▶ _ABOUT THIS EXERCISE_:
Copy the result of filtering the entries below for lines that include the string "kafka".

[Excerpts from a dataset]
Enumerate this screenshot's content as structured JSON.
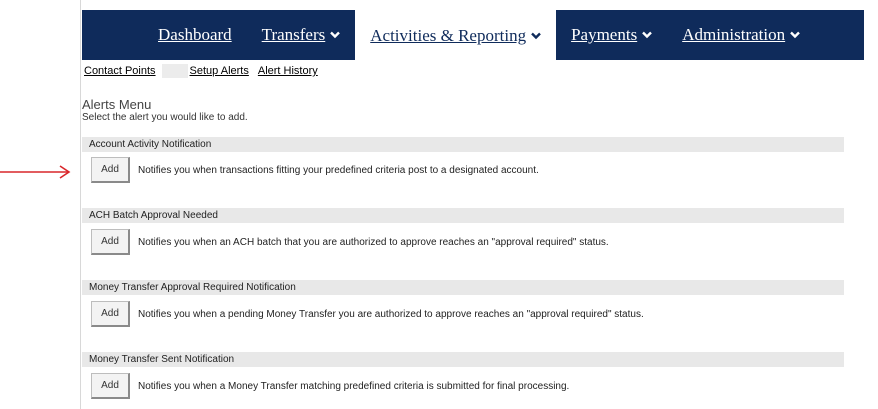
{
  "nav": {
    "dashboard": "Dashboard",
    "transfers": "Transfers",
    "activities": "Activities & Reporting",
    "payments": "Payments",
    "administration": "Administration"
  },
  "subnav": {
    "contact_points": "Contact Points",
    "setup_alerts": "Setup Alerts",
    "alert_history": "Alert History"
  },
  "alerts_menu": {
    "title": "Alerts Menu",
    "subtitle": "Select the alert you would like to add."
  },
  "alerts": [
    {
      "name": "Account Activity Notification",
      "button": "Add",
      "description": "Notifies you when transactions fitting your predefined criteria post to a designated account."
    },
    {
      "name": "ACH Batch Approval Needed",
      "button": "Add",
      "description": "Notifies you when an ACH batch that you are authorized to approve reaches an \"approval required\" status."
    },
    {
      "name": "Money Transfer Approval Required Notification",
      "button": "Add",
      "description": "Notifies you when a pending Money Transfer you are authorized to approve reaches an \"approval required\" status."
    },
    {
      "name": "Money Transfer Sent Notification",
      "button": "Add",
      "description": "Notifies you when a Money Transfer matching predefined criteria is submitted for final processing."
    }
  ],
  "colors": {
    "nav_bg": "#0f2b5b",
    "section_bg": "#e8e8e8",
    "arrow": "#d9262a"
  },
  "icons": {
    "nav_dropdown": "chevron-down-icon",
    "pointer": "arrow-right-icon"
  }
}
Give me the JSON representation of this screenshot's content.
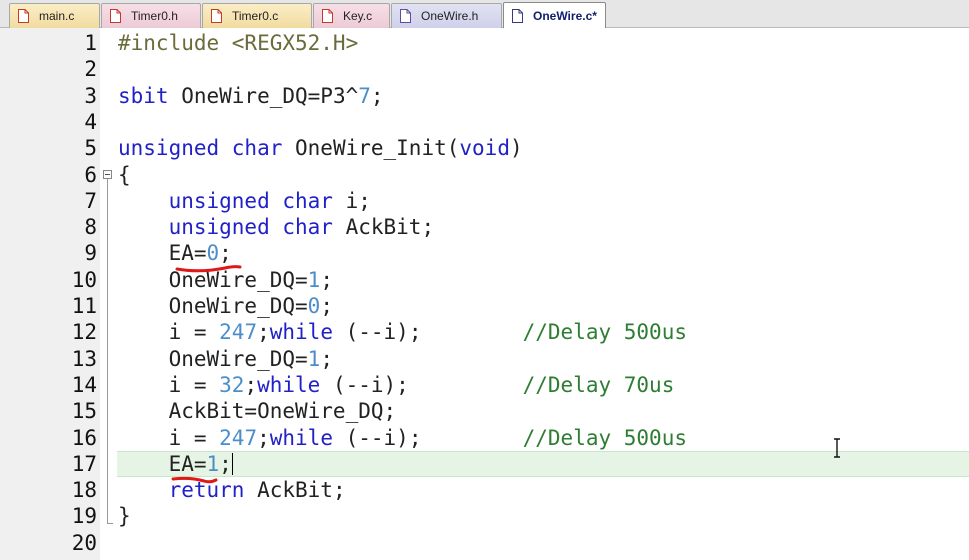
{
  "tabs": [
    {
      "label": "main.c",
      "kind": "c"
    },
    {
      "label": "Timer0.h",
      "kind": "h"
    },
    {
      "label": "Timer0.c",
      "kind": "c"
    },
    {
      "label": "Key.c",
      "kind": "h"
    },
    {
      "label": "OneWire.h",
      "kind": "hl"
    },
    {
      "label": "OneWire.c*",
      "kind": "active"
    }
  ],
  "active_line": 17,
  "lines": [
    {
      "n": "1",
      "segs": [
        [
          "pp",
          "#include <REGX52.H>"
        ]
      ]
    },
    {
      "n": "2",
      "segs": []
    },
    {
      "n": "3",
      "segs": [
        [
          "kw",
          "sbit"
        ],
        [
          "",
          " OneWire_DQ=P3^"
        ],
        [
          "num",
          "7"
        ],
        [
          "",
          ";"
        ]
      ]
    },
    {
      "n": "4",
      "segs": []
    },
    {
      "n": "5",
      "segs": [
        [
          "kw",
          "unsigned char"
        ],
        [
          "",
          " OneWire_Init("
        ],
        [
          "kw",
          "void"
        ],
        [
          "",
          ")"
        ]
      ]
    },
    {
      "n": "6",
      "segs": [
        [
          "",
          "{"
        ]
      ]
    },
    {
      "n": "7",
      "segs": [
        [
          "",
          "    "
        ],
        [
          "kw",
          "unsigned char"
        ],
        [
          "",
          " i;"
        ]
      ]
    },
    {
      "n": "8",
      "segs": [
        [
          "",
          "    "
        ],
        [
          "kw",
          "unsigned char"
        ],
        [
          "",
          " AckBit;"
        ]
      ]
    },
    {
      "n": "9",
      "segs": [
        [
          "",
          "    EA="
        ],
        [
          "num",
          "0"
        ],
        [
          "",
          ";"
        ]
      ]
    },
    {
      "n": "10",
      "segs": [
        [
          "",
          "    OneWire_DQ="
        ],
        [
          "num",
          "1"
        ],
        [
          "",
          ";"
        ]
      ]
    },
    {
      "n": "11",
      "segs": [
        [
          "",
          "    OneWire_DQ="
        ],
        [
          "num",
          "0"
        ],
        [
          "",
          ";"
        ]
      ]
    },
    {
      "n": "12",
      "segs": [
        [
          "",
          "    i = "
        ],
        [
          "num",
          "247"
        ],
        [
          "",
          ";"
        ],
        [
          "kw",
          "while"
        ],
        [
          "",
          " (--i);        "
        ],
        [
          "cm",
          "//Delay 500us"
        ]
      ]
    },
    {
      "n": "13",
      "segs": [
        [
          "",
          "    OneWire_DQ="
        ],
        [
          "num",
          "1"
        ],
        [
          "",
          ";"
        ]
      ]
    },
    {
      "n": "14",
      "segs": [
        [
          "",
          "    i = "
        ],
        [
          "num",
          "32"
        ],
        [
          "",
          ";"
        ],
        [
          "kw",
          "while"
        ],
        [
          "",
          " (--i);         "
        ],
        [
          "cm",
          "//Delay 70us"
        ]
      ]
    },
    {
      "n": "15",
      "segs": [
        [
          "",
          "    AckBit=OneWire_DQ;"
        ]
      ]
    },
    {
      "n": "16",
      "segs": [
        [
          "",
          "    i = "
        ],
        [
          "num",
          "247"
        ],
        [
          "",
          ";"
        ],
        [
          "kw",
          "while"
        ],
        [
          "",
          " (--i);        "
        ],
        [
          "cm",
          "//Delay 500us"
        ]
      ]
    },
    {
      "n": "17",
      "segs": [
        [
          "",
          "    EA="
        ],
        [
          "num",
          "1"
        ],
        [
          "",
          ";"
        ]
      ]
    },
    {
      "n": "18",
      "segs": [
        [
          "",
          "    "
        ],
        [
          "kw",
          "return"
        ],
        [
          "",
          " AckBit;"
        ]
      ]
    },
    {
      "n": "19",
      "segs": [
        [
          "",
          "}"
        ]
      ]
    },
    {
      "n": "20",
      "segs": []
    }
  ],
  "colors": {
    "keyword": "#2121c8",
    "number": "#4c8ec9",
    "preprocessor": "#6b6b3c",
    "comment": "#2e7d32",
    "annotation": "#e01818",
    "current_line": "#e6f4e6"
  },
  "icons": {
    "tab": "file-icon",
    "fold": "fold-minus-icon",
    "cursor": "ibeam-cursor-icon"
  }
}
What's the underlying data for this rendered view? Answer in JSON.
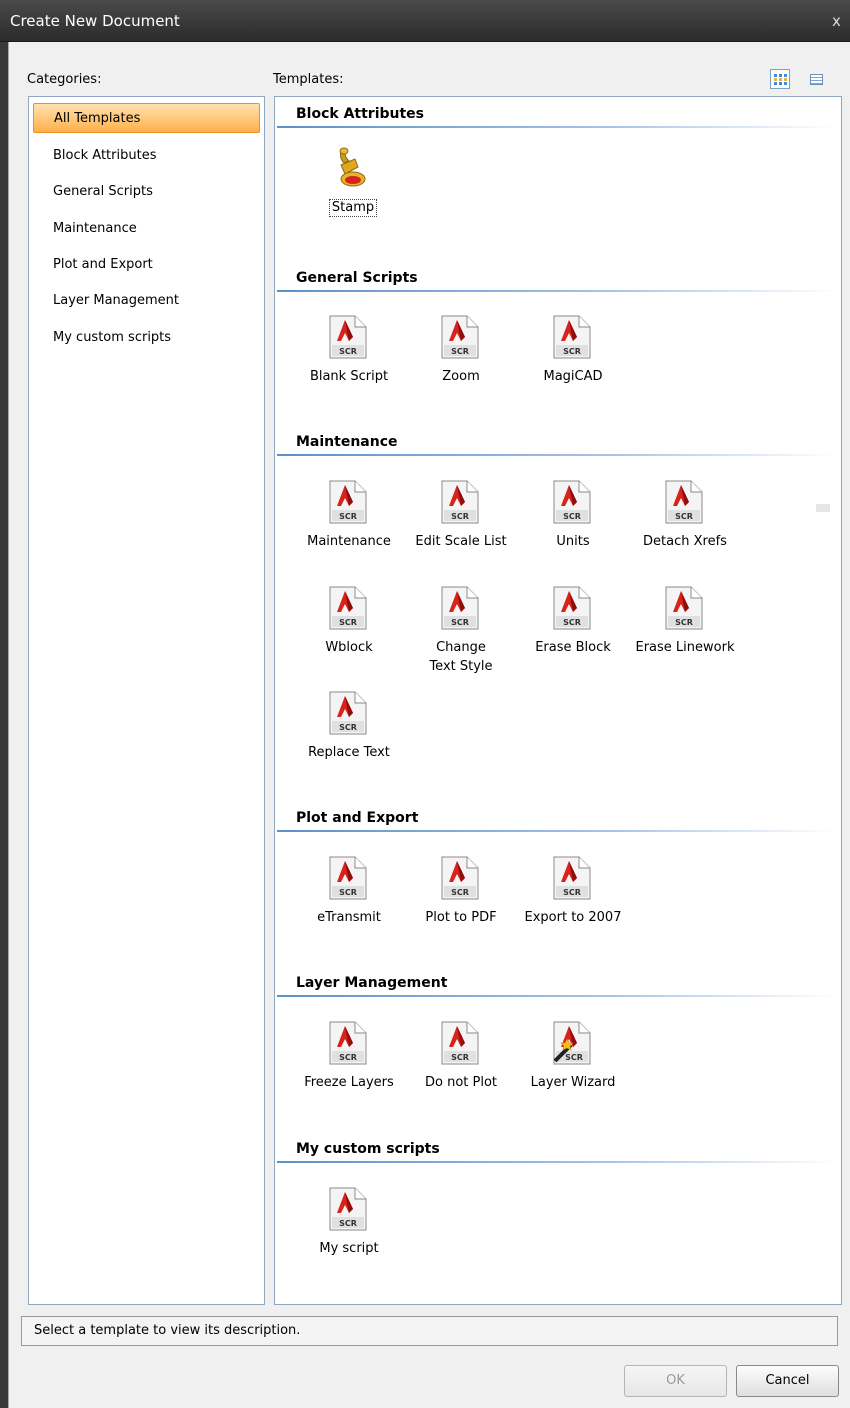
{
  "window": {
    "title": "Create New Document",
    "close_glyph": "x"
  },
  "categories": {
    "label": "Categories:",
    "items": [
      {
        "label": "All Templates",
        "selected": true
      },
      {
        "label": "Block Attributes",
        "selected": false
      },
      {
        "label": "General Scripts",
        "selected": false
      },
      {
        "label": "Maintenance",
        "selected": false
      },
      {
        "label": "Plot and Export",
        "selected": false
      },
      {
        "label": "Layer Management",
        "selected": false
      },
      {
        "label": "My custom scripts",
        "selected": false
      }
    ]
  },
  "templates": {
    "label": "Templates:",
    "view_modes": [
      "large-icons-view-icon",
      "list-view-icon"
    ],
    "groups": [
      {
        "title": "Block Attributes",
        "items": [
          {
            "label": "Stamp",
            "icon": "stamp-icon",
            "focused": true
          }
        ]
      },
      {
        "title": "General Scripts",
        "items": [
          {
            "label": "Blank Script",
            "icon": "scr-file-icon"
          },
          {
            "label": "Zoom",
            "icon": "scr-file-icon"
          },
          {
            "label": "MagiCAD",
            "icon": "scr-file-icon"
          }
        ]
      },
      {
        "title": "Maintenance",
        "items": [
          {
            "label": "Maintenance",
            "icon": "scr-file-icon"
          },
          {
            "label": "Edit Scale List",
            "icon": "scr-file-icon"
          },
          {
            "label": "Units",
            "icon": "scr-file-icon"
          },
          {
            "label": "Detach Xrefs",
            "icon": "scr-file-icon"
          },
          {
            "label": "Wblock",
            "icon": "scr-file-icon"
          },
          {
            "label": "Change Text Style",
            "icon": "scr-file-icon"
          },
          {
            "label": "Erase Block",
            "icon": "scr-file-icon"
          },
          {
            "label": "Erase Linework",
            "icon": "scr-file-icon"
          },
          {
            "label": "Replace Text",
            "icon": "scr-file-icon"
          }
        ]
      },
      {
        "title": "Plot and Export",
        "items": [
          {
            "label": "eTransmit",
            "icon": "scr-file-icon"
          },
          {
            "label": "Plot to PDF",
            "icon": "scr-file-icon"
          },
          {
            "label": "Export to 2007",
            "icon": "scr-file-icon"
          }
        ]
      },
      {
        "title": "Layer Management",
        "items": [
          {
            "label": "Freeze Layers",
            "icon": "scr-file-icon"
          },
          {
            "label": "Do not Plot",
            "icon": "scr-file-icon"
          },
          {
            "label": "Layer Wizard",
            "icon": "wizard-scr-icon"
          }
        ]
      },
      {
        "title": "My custom scripts",
        "items": [
          {
            "label": "My script",
            "icon": "scr-file-icon"
          }
        ]
      }
    ],
    "scr_badge": "SCR"
  },
  "status": {
    "text": "Select a template to view its description."
  },
  "buttons": {
    "ok": "OK",
    "cancel": "Cancel"
  },
  "colors": {
    "accent": "#ffb04a",
    "header_line": "#5d8fc9",
    "titlebar": "#2b2b2b",
    "scr_red": "#d8221c"
  }
}
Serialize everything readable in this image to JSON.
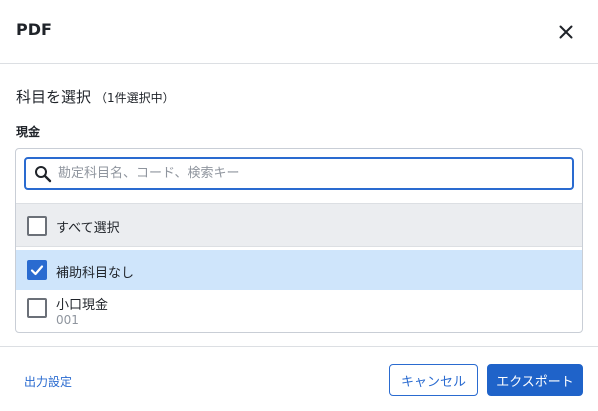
{
  "dialog": {
    "title": "PDF",
    "close_icon": "close-icon"
  },
  "selection": {
    "heading": "科目を選択",
    "count_text": "（1件選択中）",
    "group_label": "現金"
  },
  "search": {
    "placeholder": "勘定科目名、コード、検索キー",
    "value": "",
    "icon": "search-icon"
  },
  "list": {
    "select_all_label": "すべて選択",
    "select_all_checked": false,
    "items": [
      {
        "label": "補助科目なし",
        "code": "",
        "checked": true
      },
      {
        "label": "小口現金",
        "code": "001",
        "checked": false
      }
    ]
  },
  "footer": {
    "output_settings_label": "出力設定",
    "cancel_label": "キャンセル",
    "export_label": "エクスポート"
  },
  "colors": {
    "accent": "#2a6bd0",
    "selected_row_bg": "#cfe5fb",
    "select_all_bg": "#ebedf0",
    "export_button_bg": "#1f63c9"
  }
}
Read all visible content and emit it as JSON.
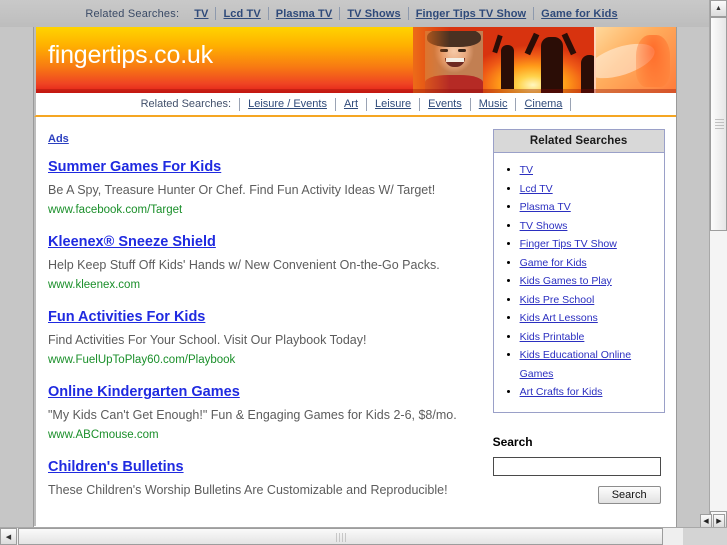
{
  "top_strip": {
    "label": "Related Searches:",
    "links": [
      "TV",
      "Lcd TV",
      "Plasma TV",
      "TV Shows",
      "Finger Tips TV Show",
      "Game for Kids"
    ]
  },
  "banner": {
    "brand": "fingertips.co.uk",
    "accent_start": "#ffd400",
    "accent_end": "#e21f18"
  },
  "nav": {
    "label": "Related Searches:",
    "links": [
      "Leisure / Events",
      "Art",
      "Leisure",
      "Events",
      "Music",
      "Cinema"
    ]
  },
  "ads": {
    "heading": "Ads",
    "items": [
      {
        "title": "Summer Games For Kids",
        "desc": "Be A Spy, Treasure Hunter Or Chef. Find Fun Activity Ideas W/ Target!",
        "url": "www.facebook.com/Target"
      },
      {
        "title": "Kleenex® Sneeze Shield",
        "desc": "Help Keep Stuff Off Kids' Hands w/ New Convenient On-the-Go Packs.",
        "url": "www.kleenex.com"
      },
      {
        "title": "Fun Activities For Kids",
        "desc": "Find Activities For Your School. Visit Our Playbook Today!",
        "url": "www.FuelUpToPlay60.com/Playbook"
      },
      {
        "title": "Online Kindergarten Games",
        "desc": "\"My Kids Can't Get Enough!\" Fun & Engaging Games for Kids 2-6, $8/mo.",
        "url": "www.ABCmouse.com"
      },
      {
        "title": "Children's Bulletins",
        "desc": "These Children's Worship Bulletins Are Customizable and Reproducible!",
        "url": ""
      }
    ]
  },
  "related_searches_box": {
    "heading": "Related Searches",
    "items": [
      "TV",
      "Lcd TV",
      "Plasma TV",
      "TV Shows",
      "Finger Tips TV Show",
      "Game for Kids",
      "Kids Games to Play",
      "Kids Pre School",
      "Kids Art Lessons",
      "Kids Printable",
      "Kids Educational Online Games",
      "Art Crafts for Kids"
    ]
  },
  "search": {
    "title": "Search",
    "value": "",
    "placeholder": "",
    "button": "Search"
  },
  "scrollbars": {
    "up_arrow": "▲",
    "down_arrow": "▼",
    "left_arrow": "◀",
    "right_arrow": "▶"
  }
}
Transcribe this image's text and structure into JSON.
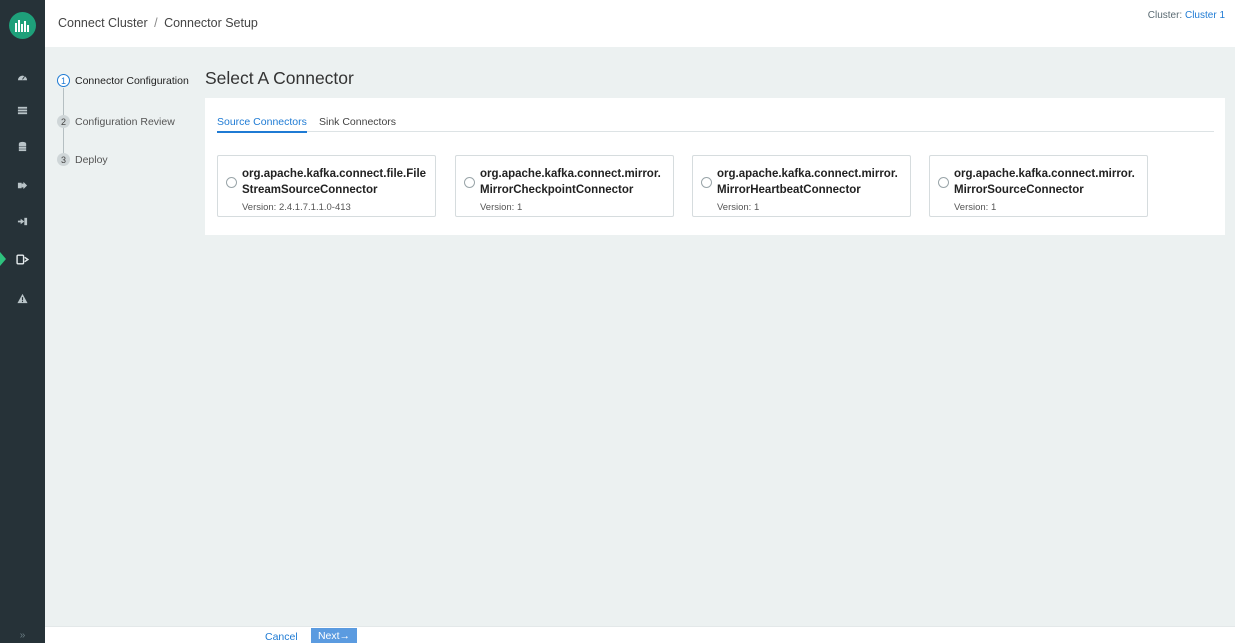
{
  "header": {
    "breadcrumb_root": "Connect Cluster",
    "breadcrumb_separator": "/",
    "breadcrumb_current": "Connector Setup",
    "cluster_prefix": "Cluster:",
    "cluster_name": "Cluster 1"
  },
  "rail": {
    "icons": [
      "logo-icon",
      "dashboard-icon",
      "list-icon",
      "database-icon",
      "export-icon",
      "import-icon",
      "connect-icon",
      "alert-icon",
      "expand-icon"
    ],
    "active_index": 6,
    "expand_glyph": "»"
  },
  "steps": [
    {
      "number": "1",
      "label": "Connector Configuration",
      "active": true
    },
    {
      "number": "2",
      "label": "Configuration Review",
      "active": false
    },
    {
      "number": "3",
      "label": "Deploy",
      "active": false
    }
  ],
  "main": {
    "title": "Select A Connector",
    "tabs": [
      {
        "label": "Source Connectors",
        "active": true
      },
      {
        "label": "Sink Connectors",
        "active": false
      }
    ],
    "connectors": [
      {
        "name": "org.apache.kafka.connect.file.FileStreamSourceConnector",
        "version": "Version: 2.4.1.7.1.1.0-413",
        "selected": false
      },
      {
        "name": "org.apache.kafka.connect.mirror.MirrorCheckpointConnector",
        "version": "Version: 1",
        "selected": false
      },
      {
        "name": "org.apache.kafka.connect.mirror.MirrorHeartbeatConnector",
        "version": "Version: 1",
        "selected": false
      },
      {
        "name": "org.apache.kafka.connect.mirror.MirrorSourceConnector",
        "version": "Version: 1",
        "selected": false
      }
    ]
  },
  "footer": {
    "cancel_label": "Cancel",
    "next_label": "Next→"
  },
  "colors": {
    "rail": "#263238",
    "accent": "#1f7bd4",
    "logo": "#1ea07a",
    "active_marker": "#2ec27e",
    "next_button": "#5b9be0",
    "background": "#ecf1f1"
  }
}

▶ _RESULT BELOW_:
        "name": "org.apache.kafka.connect.file.FileStreamSourceConnector",
        "name": "org.apache.kafka.connect.mirror.MirrorCheckpointConnector",
        "name": "org.apache.kafka.connect.mirror.MirrorHeartbeatConnector",
        "name": "org.apache.kafka.connect.mirror.MirrorSourceConnector",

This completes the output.